Once you have read the listing below, output it again exactly.

>>>>>

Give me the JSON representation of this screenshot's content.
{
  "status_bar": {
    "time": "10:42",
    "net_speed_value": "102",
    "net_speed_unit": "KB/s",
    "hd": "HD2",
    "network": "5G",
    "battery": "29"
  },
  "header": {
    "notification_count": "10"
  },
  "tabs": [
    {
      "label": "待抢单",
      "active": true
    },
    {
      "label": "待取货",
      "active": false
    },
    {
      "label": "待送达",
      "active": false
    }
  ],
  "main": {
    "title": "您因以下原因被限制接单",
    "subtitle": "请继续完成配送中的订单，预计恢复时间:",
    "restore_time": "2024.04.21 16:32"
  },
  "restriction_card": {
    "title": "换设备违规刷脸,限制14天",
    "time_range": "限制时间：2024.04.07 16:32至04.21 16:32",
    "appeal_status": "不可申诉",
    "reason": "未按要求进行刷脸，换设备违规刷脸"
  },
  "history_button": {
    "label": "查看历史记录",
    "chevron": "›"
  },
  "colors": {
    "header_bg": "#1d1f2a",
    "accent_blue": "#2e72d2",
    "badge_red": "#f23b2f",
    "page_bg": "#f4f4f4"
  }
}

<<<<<

== Task solution ==
Give me the JSON representation of this screenshot's content.
{
  "status_bar": {
    "time": "10:42",
    "net_speed_value": "102",
    "net_speed_unit": "KB/s",
    "hd": "HD2",
    "network": "5G",
    "battery": "29"
  },
  "header": {
    "notification_count": "10"
  },
  "tabs": [
    {
      "label": "待抢单",
      "active": true
    },
    {
      "label": "待取货",
      "active": false
    },
    {
      "label": "待送达",
      "active": false
    }
  ],
  "main": {
    "title": "您因以下原因被限制接单",
    "subtitle": "请继续完成配送中的订单，预计恢复时间:",
    "restore_time": "2024.04.21 16:32"
  },
  "restriction_card": {
    "title": "换设备违规刷脸,限制14天",
    "time_range": "限制时间：2024.04.07 16:32至04.21 16:32",
    "appeal_status": "不可申诉",
    "reason": "未按要求进行刷脸，换设备违规刷脸"
  },
  "history_button": {
    "label": "查看历史记录",
    "chevron": "›"
  },
  "colors": {
    "header_bg": "#1d1f2a",
    "accent_blue": "#2e72d2",
    "badge_red": "#f23b2f",
    "page_bg": "#f4f4f4"
  }
}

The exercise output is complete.